The exact cause of pancreatitis is unknown, and often the liver and intestines are having issues, which causes the pancreas to also become inflamed. Some possible causes of pancreatitis include exposure to poison or toxins, parasites, or trauma.

What to Do: 

For liver disease and pancreatitis, your cat may need to be hospitalized for treatment, and receive IV fluids, antibiotics, possibly steroids, and an appetite stimulant to get them eating again. 

With liver disease, liver supplements can sometimes help the liver heal itself and get back into shape. For kidney disease, your cat will need to be put on a special diet, receive IV fluids, and get anti-nausea meds.

Reason #10: New Food

If you switch foods, your cat may not be overly happy with the selection. Changing food can be a challenge even for cats with large appetites. This could cause them to smell the food and walk away, or look at you and meow, expressing their displeasure.

What to Do: 

To change foods, you want to slowly mix in the new food with the current food in greater and greater amounts to help your cat adjust over time. 

Another trick I’ve used is to mix a few treats I know they like into the new food. They’ll smell the treats and hopefully start eating. 

You want to be careful about how stubborn you are about a cat eating new food, because a big decrease in consumption could lead to hepatic lipidosis and liver failure, discussed above. 

If your cat really goes on strike, try to go back to the old food, and you can try a new food another time. 

Reason #11: Bowls

Your cat can smell things you can’t and may smell bacteria on their bowl. Another reason they might not eat is if their whiskers rub against the sides of the bowl. This can be extremely uncomfortable for them, and cause them to not want to eat.

What to Do:

Clean your cat’s bowl as frequently as possible with a mild dish detergent (nothing strong-smelling, and use stainless steel bowls or ceramic when possible. Make sure the bowl is large enough or the sides are low enough so your cat can eat with their whiskers free!

Conclusion

These are just the most common reasons for a loss of appetite. 

Keep in mind that missing one meal is worth noting, but in the absence of other symptoms or causes (i.e. you saw them eat something they shouldn’t; they’re having massive diarrhea, etc.), it may not be cause for alarm. When cats live outside and need to catch prey, their next meal isn’t guaranteed, and sometimes their hunting efforts leave them empty-handed (or pawed). 

They can miss a meal without ramifications to their health, and cats can in fact live for two weeks without food (but only three days without water). 
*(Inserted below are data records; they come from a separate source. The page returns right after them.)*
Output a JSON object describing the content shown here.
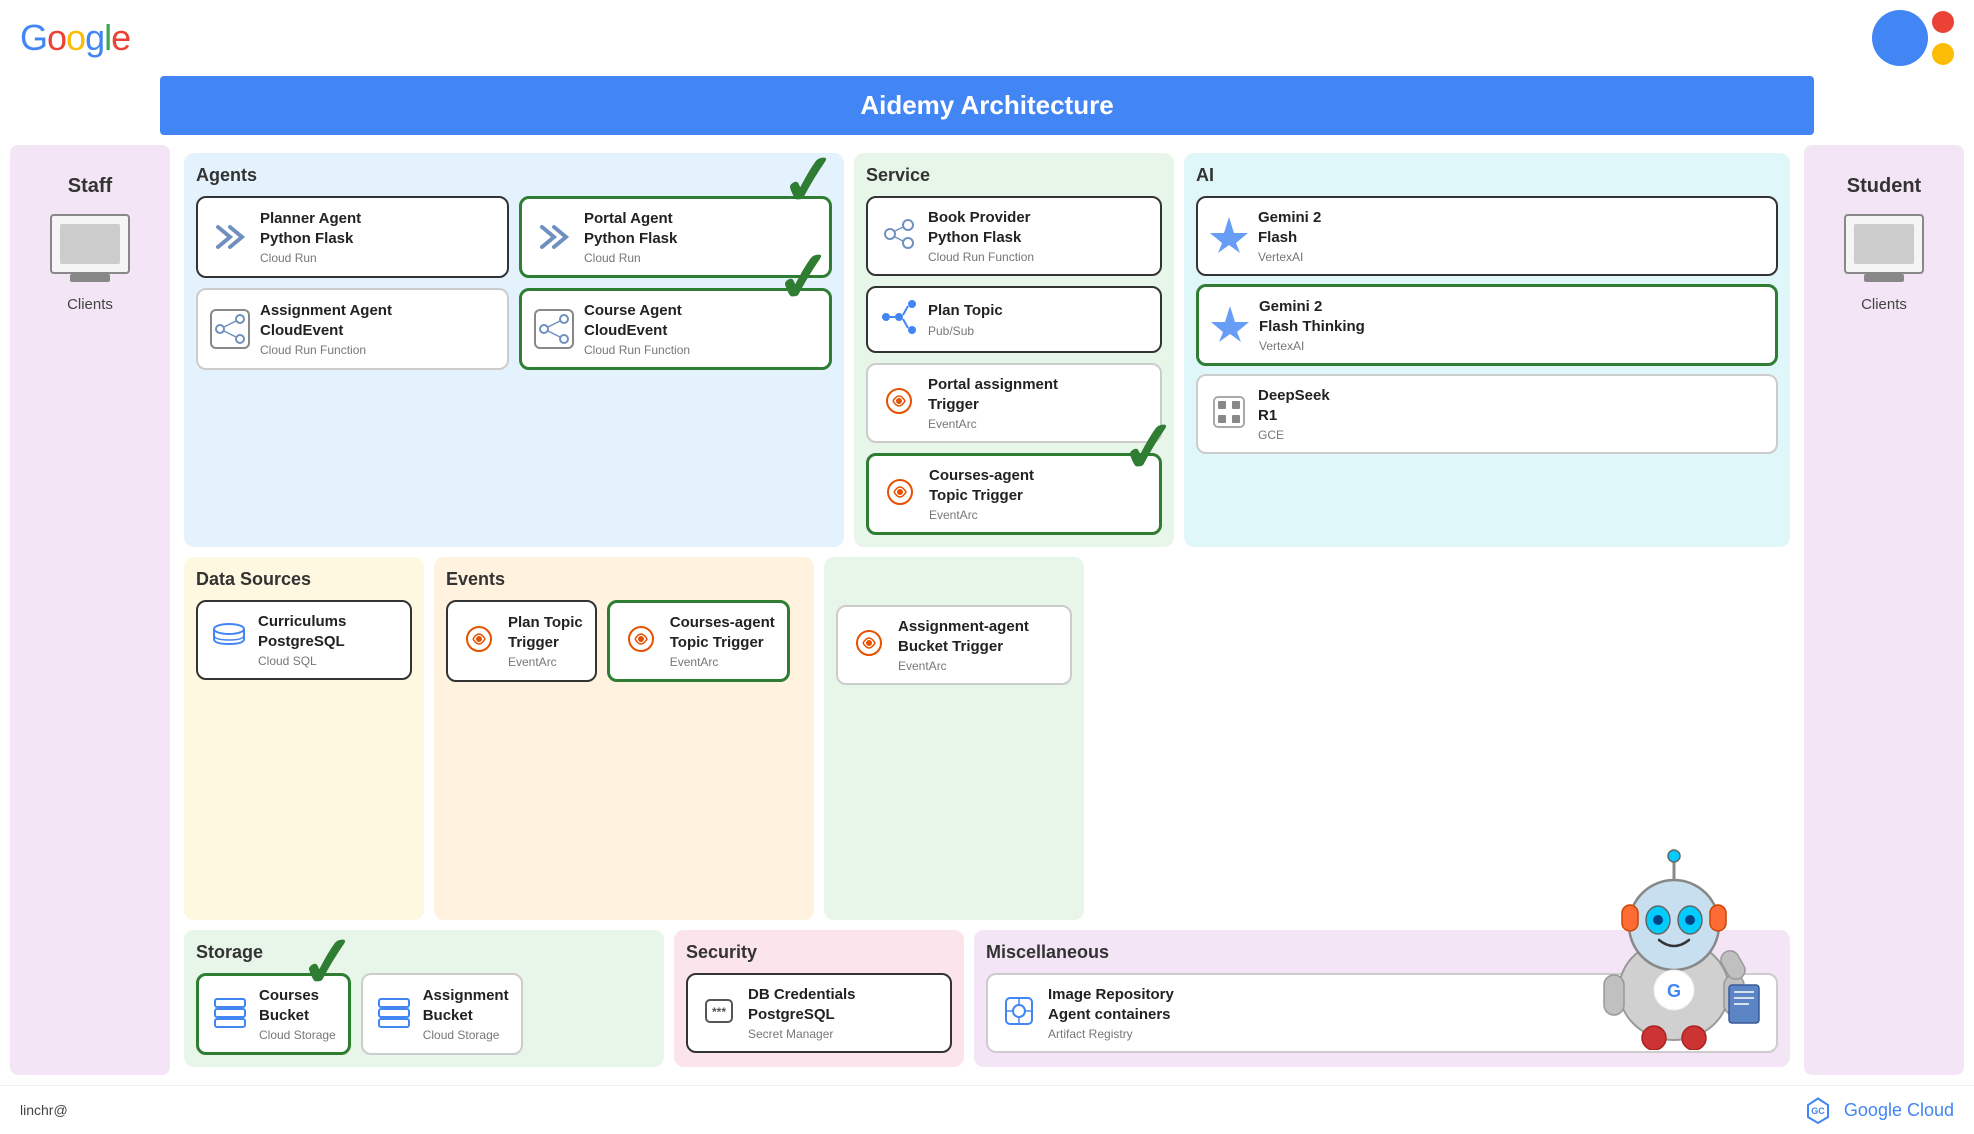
{
  "header": {
    "google_logo": "Google",
    "title": "Aidemy Architecture"
  },
  "sidebar_left": {
    "label": "Staff",
    "client_label": "Clients"
  },
  "sidebar_right": {
    "label": "Student",
    "client_label": "Clients"
  },
  "agents": {
    "section_label": "Agents",
    "cards": [
      {
        "title": "Planner Agent\nPython Flask",
        "subtitle": "Cloud Run",
        "highlighted": false,
        "dark_border": true
      },
      {
        "title": "Portal Agent\nPython Flask",
        "subtitle": "Cloud Run",
        "highlighted": true,
        "dark_border": false
      },
      {
        "title": "Assignment Agent\nCloudEvent",
        "subtitle": "Cloud Run Function",
        "highlighted": false,
        "dark_border": false
      },
      {
        "title": "Course Agent\nCloudEvent",
        "subtitle": "Cloud Run Function",
        "highlighted": true,
        "dark_border": false
      }
    ]
  },
  "service": {
    "section_label": "Service",
    "cards": [
      {
        "title": "Book Provider\nPython Flask",
        "subtitle": "Cloud Run Function",
        "highlighted": false,
        "dark_border": true
      },
      {
        "title": "Plan Topic",
        "subtitle": "Pub/Sub",
        "highlighted": false,
        "dark_border": true
      },
      {
        "title": "Portal assignment\nTrigger",
        "subtitle": "EventArc",
        "highlighted": false,
        "dark_border": false
      },
      {
        "title": "Courses-agent\nTopic Trigger",
        "subtitle": "EventArc",
        "highlighted": true,
        "dark_border": false
      }
    ]
  },
  "ai": {
    "section_label": "AI",
    "cards": [
      {
        "title": "Gemini 2\nFlash",
        "subtitle": "VertexAI",
        "highlighted": false,
        "dark_border": true
      },
      {
        "title": "Gemini 2\nFlash Thinking",
        "subtitle": "VertexAI",
        "highlighted": true,
        "dark_border": false
      },
      {
        "title": "DeepSeek\nR1",
        "subtitle": "GCE",
        "highlighted": false,
        "dark_border": false
      }
    ]
  },
  "data_sources": {
    "section_label": "Data Sources",
    "cards": [
      {
        "title": "Curriculums\nPostgreSQL",
        "subtitle": "Cloud SQL",
        "dark_border": true
      }
    ]
  },
  "events": {
    "section_label": "Events",
    "cards": [
      {
        "title": "Plan Topic\nTrigger",
        "subtitle": "EventArc",
        "dark_border": true
      },
      {
        "title": "Courses-agent\nTopic Trigger",
        "subtitle": "EventArc",
        "highlighted": true,
        "dark_border": false
      }
    ]
  },
  "assignment_agent": {
    "cards": [
      {
        "title": "Assignment-agent\nBucket Trigger",
        "subtitle": "EventArc",
        "dark_border": false
      }
    ]
  },
  "storage": {
    "section_label": "Storage",
    "cards": [
      {
        "title": "Courses\nBucket",
        "subtitle": "Cloud Storage",
        "highlighted": true,
        "dark_border": false
      },
      {
        "title": "Assignment\nBucket",
        "subtitle": "Cloud Storage",
        "highlighted": false,
        "dark_border": false
      }
    ]
  },
  "security": {
    "section_label": "Security",
    "cards": [
      {
        "title": "DB Credentials\nPostgreSQL",
        "subtitle": "Secret Manager",
        "dark_border": true
      }
    ]
  },
  "miscellaneous": {
    "section_label": "Miscellaneous",
    "cards": [
      {
        "title": "Image Repository\nAgent containers",
        "subtitle": "Artifact Registry",
        "dark_border": false
      }
    ]
  },
  "bottom_bar": {
    "user": "linchr@",
    "google_cloud": "Google Cloud"
  }
}
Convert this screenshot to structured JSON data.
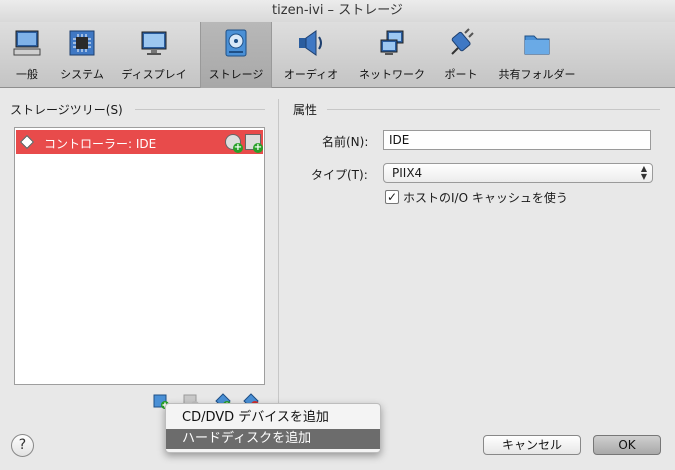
{
  "window": {
    "title": "tizen-ivi – ストレージ"
  },
  "toolbar": {
    "items": [
      {
        "label": "一般",
        "icon": "monitor-icon",
        "selected": false
      },
      {
        "label": "システム",
        "icon": "chip-icon",
        "selected": false
      },
      {
        "label": "ディスプレイ",
        "icon": "display-icon",
        "selected": false
      },
      {
        "label": "ストレージ",
        "icon": "storage-disk-icon",
        "selected": true
      },
      {
        "label": "オーディオ",
        "icon": "speaker-icon",
        "selected": false
      },
      {
        "label": "ネットワーク",
        "icon": "network-icon",
        "selected": false
      },
      {
        "label": "ポート",
        "icon": "port-plug-icon",
        "selected": false
      },
      {
        "label": "共有フォルダー",
        "icon": "folder-icon",
        "selected": false
      }
    ]
  },
  "storage_tree": {
    "header": "ストレージツリー(S)",
    "items": [
      {
        "label": "コントローラー: IDE",
        "selected": true,
        "icon": "controller-icon"
      }
    ],
    "row_icons": [
      "add-optical-drive-icon",
      "add-hard-disk-icon"
    ],
    "buttons": [
      "add-controller-icon",
      "remove-controller-icon",
      "add-attachment-icon",
      "remove-attachment-icon"
    ]
  },
  "attributes": {
    "header": "属性",
    "name_label": "名前(N):",
    "name_value": "IDE",
    "type_label": "タイプ(T):",
    "type_value": "PIIX4",
    "host_io_cache_label": "ホストのI/O キャッシュを使う",
    "host_io_cache_checked": true,
    "check_mark": "✓"
  },
  "popup_menu": {
    "items": [
      {
        "label": "CD/DVD デバイスを追加",
        "highlighted": false
      },
      {
        "label": "ハードディスクを追加",
        "highlighted": true
      }
    ]
  },
  "footer": {
    "help_label": "?",
    "cancel_label": "キャンセル",
    "ok_label": "OK"
  },
  "colors": {
    "selection_red": "#e84b4b",
    "menu_highlight": "#6c6c6c"
  }
}
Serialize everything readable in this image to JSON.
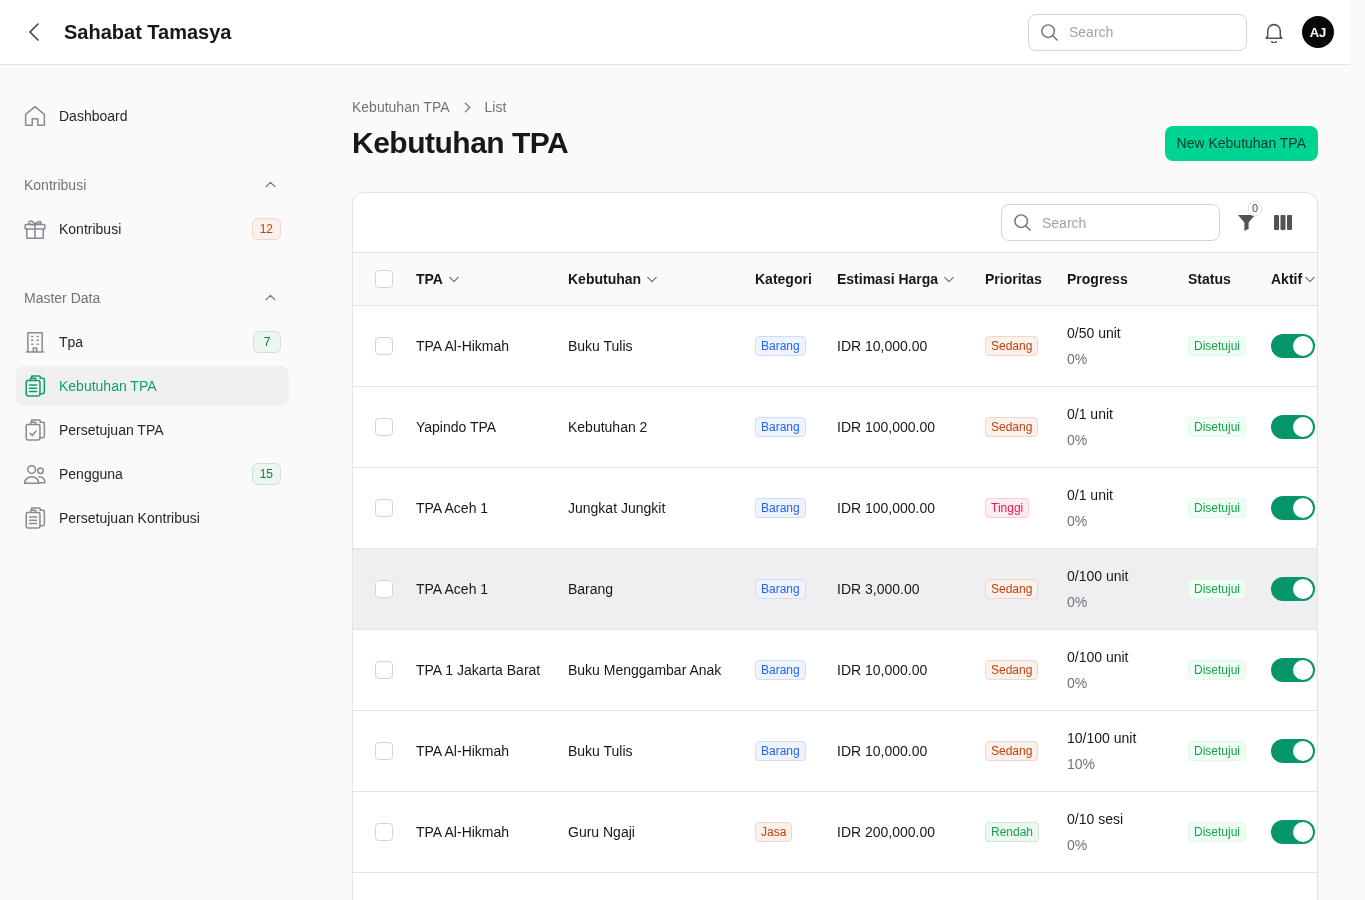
{
  "header": {
    "title": "Sahabat Tamasya",
    "search": {
      "placeholder": "Search"
    },
    "avatar": "AJ"
  },
  "sidebar": {
    "sections": [
      {
        "items": [
          {
            "label": "Dashboard",
            "selected": false
          }
        ]
      },
      {
        "label": "Kontribusi",
        "expanded": true,
        "items": [
          {
            "label": "Kontribusi",
            "selected": false,
            "badge": {
              "text": "12",
              "color": "#c2410c"
            }
          }
        ]
      },
      {
        "label": "Master Data",
        "expanded": true,
        "items": [
          {
            "label": "Tpa",
            "selected": false,
            "badge": {
              "text": "7",
              "color": "#15803d"
            }
          },
          {
            "label": "Kebutuhan TPA",
            "selected": true
          },
          {
            "label": "Persetujuan TPA",
            "selected": false
          },
          {
            "label": "Pengguna",
            "selected": false,
            "badge": {
              "text": "15",
              "color": "#15803d"
            }
          },
          {
            "label": "Persetujuan Kontribusi",
            "selected": false
          }
        ]
      }
    ]
  },
  "page": {
    "breadcrumbs": [
      "Kebutuhan TPA",
      "List"
    ],
    "title": "Kebutuhan TPA",
    "create_button": "New Kebutuhan TPA"
  },
  "table": {
    "search": {
      "placeholder": "Search"
    },
    "filter_count": "0",
    "select_all": {
      "checked": false
    },
    "columns": [
      {
        "label": "TPA",
        "sortable": true
      },
      {
        "label": "Kebutuhan",
        "sortable": true
      },
      {
        "label": "Kategori",
        "sortable": false
      },
      {
        "label": "Estimasi Harga",
        "sortable": true
      },
      {
        "label": "Prioritas",
        "sortable": false
      },
      {
        "label": "Progress",
        "sortable": false
      },
      {
        "label": "Status",
        "sortable": false
      },
      {
        "label": "Aktif",
        "sortable": true
      }
    ],
    "rows": [
      {
        "checked": false,
        "highlighted": false,
        "tpa": "TPA Al-Hikmah",
        "kebutuhan": "Buku Tulis",
        "kategori": {
          "text": "Barang",
          "color": "#2563eb"
        },
        "harga": "IDR 10,000.00",
        "prioritas": {
          "text": "Sedang",
          "color": "#c2410c"
        },
        "progress": "0/50 unit",
        "percent": "0%",
        "status": "Disetujui",
        "aktif": true
      },
      {
        "checked": false,
        "highlighted": false,
        "tpa": "Yapindo TPA",
        "kebutuhan": "Kebutuhan 2",
        "kategori": {
          "text": "Barang",
          "color": "#2563eb"
        },
        "harga": "IDR 100,000.00",
        "prioritas": {
          "text": "Sedang",
          "color": "#c2410c"
        },
        "progress": "0/1 unit",
        "percent": "0%",
        "status": "Disetujui",
        "aktif": true
      },
      {
        "checked": false,
        "highlighted": false,
        "tpa": "TPA Aceh 1",
        "kebutuhan": "Jungkat Jungkit",
        "kategori": {
          "text": "Barang",
          "color": "#2563eb"
        },
        "harga": "IDR 100,000.00",
        "prioritas": {
          "text": "Tinggi",
          "color": "#e11d48"
        },
        "progress": "0/1 unit",
        "percent": "0%",
        "status": "Disetujui",
        "aktif": true
      },
      {
        "checked": false,
        "highlighted": true,
        "tpa": "TPA Aceh 1",
        "kebutuhan": "Barang",
        "kategori": {
          "text": "Barang",
          "color": "#2563eb"
        },
        "harga": "IDR 3,000.00",
        "prioritas": {
          "text": "Sedang",
          "color": "#c2410c"
        },
        "progress": "0/100 unit",
        "percent": "0%",
        "status": "Disetujui",
        "aktif": true
      },
      {
        "checked": false,
        "highlighted": false,
        "tpa": "TPA 1 Jakarta Barat",
        "kebutuhan": "Buku Menggambar Anak",
        "kategori": {
          "text": "Barang",
          "color": "#2563eb"
        },
        "harga": "IDR 10,000.00",
        "prioritas": {
          "text": "Sedang",
          "color": "#c2410c"
        },
        "progress": "0/100 unit",
        "percent": "0%",
        "status": "Disetujui",
        "aktif": true
      },
      {
        "checked": false,
        "highlighted": false,
        "tpa": "TPA Al-Hikmah",
        "kebutuhan": "Buku Tulis",
        "kategori": {
          "text": "Barang",
          "color": "#2563eb"
        },
        "harga": "IDR 10,000.00",
        "prioritas": {
          "text": "Sedang",
          "color": "#c2410c"
        },
        "progress": "10/100 unit",
        "percent": "10%",
        "status": "Disetujui",
        "aktif": true
      },
      {
        "checked": false,
        "highlighted": false,
        "tpa": "TPA Al-Hikmah",
        "kebutuhan": "Guru Ngaji",
        "kategori": {
          "text": "Jasa",
          "color": "#c2410c"
        },
        "harga": "IDR 200,000.00",
        "prioritas": {
          "text": "Rendah",
          "color": "#16a34a"
        },
        "progress": "0/10 sesi",
        "percent": "0%",
        "status": "Disetujui",
        "aktif": true
      }
    ]
  }
}
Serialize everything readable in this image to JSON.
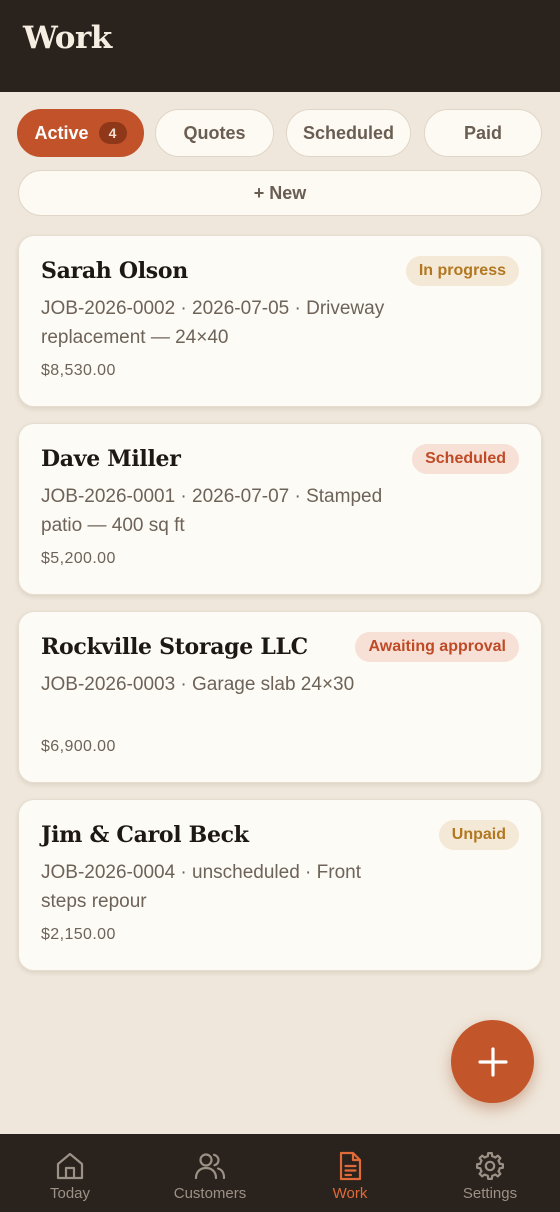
{
  "header": {
    "title": "Work"
  },
  "tabs": [
    {
      "label": "Active",
      "count": "4",
      "active": true
    },
    {
      "label": "Quotes",
      "active": false
    },
    {
      "label": "Scheduled",
      "active": false
    },
    {
      "label": "Paid",
      "active": false
    }
  ],
  "new_button": {
    "label": "+ New"
  },
  "jobs": [
    {
      "customer": "Sarah Olson",
      "details": "JOB-2026-0002 · 2026-07-05 · Driveway replacement — 24×40",
      "amount": "$8,530.00",
      "status": "In progress",
      "status_color": "#B27821",
      "status_bg": "#F4E8D6"
    },
    {
      "customer": "Dave Miller",
      "details": "JOB-2026-0001 · 2026-07-07 · Stamped patio — 400 sq ft",
      "amount": "$5,200.00",
      "status": "Scheduled",
      "status_color": "#BF4A26",
      "status_bg": "#F7E0D6"
    },
    {
      "customer": "Rockville Storage LLC",
      "details": "JOB-2026-0003 · Garage slab 24×30",
      "amount": "$6,900.00",
      "status": "Awaiting approval",
      "status_color": "#BF4A26",
      "status_bg": "#F7E0D6"
    },
    {
      "customer": "Jim & Carol Beck",
      "details": "JOB-2026-0004 · unscheduled · Front steps repour",
      "amount": "$2,150.00",
      "status": "Unpaid",
      "status_color": "#B27821",
      "status_bg": "#F4E8D6"
    }
  ],
  "fab": {
    "icon": "plus-icon"
  },
  "nav": [
    {
      "label": "Today",
      "icon": "home-icon",
      "current": false
    },
    {
      "label": "Customers",
      "icon": "users-icon",
      "current": false
    },
    {
      "label": "Work",
      "icon": "document-icon",
      "current": true
    },
    {
      "label": "Settings",
      "icon": "gear-icon",
      "current": false
    }
  ],
  "colors": {
    "accent": "#C2522A",
    "header_bg": "#2A221C",
    "page_bg": "#EFE7DB",
    "nav_active": "#E06A38",
    "nav_inactive": "#9C9186"
  }
}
And although they are creatures of habit, indoor cats may sometimes skip a meal or not eat as much as they normally do, especially as they age. If you notice your cat is completely disinterested in eating, reach out to your vet to come up with a game plan.



Sources

Center, Sharon. MERCK MANUAL Veterinary Manual, Disorders of the Liver and Gallbladder in Cats.
Cohan, Mindy. Hill’s Pet, Feline Pancreatitis: What You Need to Know.
Hillcrest Animal Hospital, 10 Reasons Why Your Cat Is Not Eating.

 

Article by  🙋‍♀️
Cat Behavior & Fostering Specialist